Home prices continue to rise
According to the Federal Housing Finance Agency’s (FHFA) monthly House Price Index (HPI), home prices rose 0.8 percent in May from April, and have risen 3.7 percent from May 2011. This increase reflects revised numbers from April which were reported to actually be a 0.7 percent increase from March, rather than the reported 0.8 percent.
While home prices continue to rise, the HPI is at May 2004 levels, and is at roughly 17 percent below its peak in April 2007, so while the news is good that home prices are slowly rebounding, they have a lot of ground to make up, so these signs of health should not yet be called a comeback.
Tight inventory, reduced sales
The FHFA HPI is calculated by using the prices of homes purchased with mortgages backed by Fannie Mae and Freddie Mac, which is a large portion of the market, but not a complete picture of all housing prices. The National Association of Realtors reports that tightening inventory levels have slowed sales, as prices of homes continue to rise.

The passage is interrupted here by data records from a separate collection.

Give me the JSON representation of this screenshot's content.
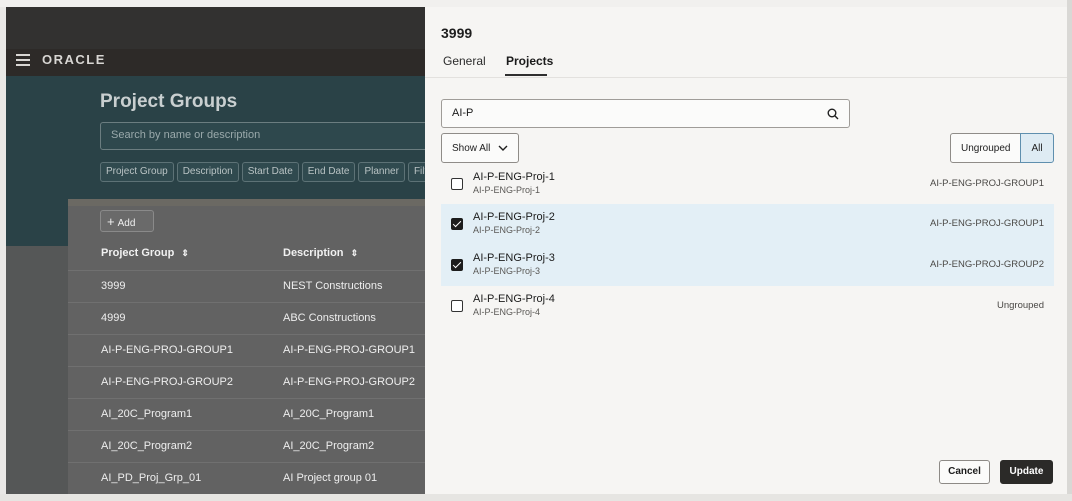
{
  "background_app": {
    "logo": "ORACLE",
    "page_title": "Project Groups",
    "search_placeholder": "Search by name or description",
    "filter_chips": [
      "Project Group",
      "Description",
      "Start Date",
      "End Date",
      "Planner",
      "Filt"
    ],
    "add_label": "Add",
    "columns": [
      "Project Group",
      "Description"
    ],
    "rows": [
      [
        "3999",
        "NEST Constructions"
      ],
      [
        "4999",
        "ABC Constructions"
      ],
      [
        "AI-P-ENG-PROJ-GROUP1",
        "AI-P-ENG-PROJ-GROUP1"
      ],
      [
        "AI-P-ENG-PROJ-GROUP2",
        "AI-P-ENG-PROJ-GROUP2"
      ],
      [
        "AI_20C_Program1",
        "AI_20C_Program1"
      ],
      [
        "AI_20C_Program2",
        "AI_20C_Program2"
      ],
      [
        "AI_PD_Proj_Grp_01",
        "AI Project group 01"
      ]
    ]
  },
  "drawer": {
    "title": "3999",
    "tabs": [
      {
        "label": "General",
        "active": false
      },
      {
        "label": "Projects",
        "active": true
      }
    ],
    "search": {
      "value": "AI-P",
      "placeholder": ""
    },
    "show_all_label": "Show All",
    "segments": [
      {
        "label": "Ungrouped",
        "selected": false
      },
      {
        "label": "All",
        "selected": true
      }
    ],
    "items": [
      {
        "name": "AI-P-ENG-Proj-1",
        "sub": "AI-P-ENG-Proj-1",
        "group": "AI-P-ENG-PROJ-GROUP1",
        "checked": false
      },
      {
        "name": "AI-P-ENG-Proj-2",
        "sub": "AI-P-ENG-Proj-2",
        "group": "AI-P-ENG-PROJ-GROUP1",
        "checked": true
      },
      {
        "name": "AI-P-ENG-Proj-3",
        "sub": "AI-P-ENG-Proj-3",
        "group": "AI-P-ENG-PROJ-GROUP2",
        "checked": true
      },
      {
        "name": "AI-P-ENG-Proj-4",
        "sub": "AI-P-ENG-Proj-4",
        "group": "Ungrouped",
        "checked": false
      }
    ],
    "cancel_label": "Cancel",
    "update_label": "Update"
  },
  "colors": {
    "hero": "#2a4247",
    "selected_row": "#e3eff6",
    "primary_button": "#2b2a28"
  }
}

“Tight inventory is a necessary step on the road to recovery,” said Trulia’s Chief Economist, Dr. Kolko. “As prices start to rise, buyers get impatient but sellers want to hold off. Longer-term, rising prices will encourage new construction and lift homeowners above water, both of which will bring more homes onto the market and increase inventory. But inventory has to shrink first before it expands.”

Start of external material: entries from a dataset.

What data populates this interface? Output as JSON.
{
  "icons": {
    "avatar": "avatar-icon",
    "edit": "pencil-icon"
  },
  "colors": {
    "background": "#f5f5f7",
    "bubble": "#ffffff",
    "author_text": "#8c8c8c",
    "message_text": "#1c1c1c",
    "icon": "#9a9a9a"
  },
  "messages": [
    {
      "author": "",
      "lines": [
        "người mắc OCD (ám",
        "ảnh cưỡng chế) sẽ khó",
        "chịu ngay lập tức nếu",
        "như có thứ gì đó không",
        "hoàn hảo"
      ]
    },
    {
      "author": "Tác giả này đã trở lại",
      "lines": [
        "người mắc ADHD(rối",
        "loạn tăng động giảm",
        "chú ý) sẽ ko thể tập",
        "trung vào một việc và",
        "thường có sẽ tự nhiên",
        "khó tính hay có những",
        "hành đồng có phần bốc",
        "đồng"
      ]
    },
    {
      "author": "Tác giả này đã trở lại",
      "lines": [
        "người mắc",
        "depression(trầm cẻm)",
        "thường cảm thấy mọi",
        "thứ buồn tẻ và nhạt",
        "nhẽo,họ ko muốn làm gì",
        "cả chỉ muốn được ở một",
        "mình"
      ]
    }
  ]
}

Additionally, Trulia reports that searches from foreign buyers are down ten percent, but the Eurozone crisis still has American real estate looking like a safer investment, so interest continues. While foreign investment is not the only means of salvaging the housing market, it is helpful to propping up the sector in a meaningful way rather than artificially.
Housing has a long way to go, but for the millions of homeowners that are underwater, increasing values and prices are a welcome sign, and it appears housing may be beat up, but finally has a pulse. We’ll see what happens next.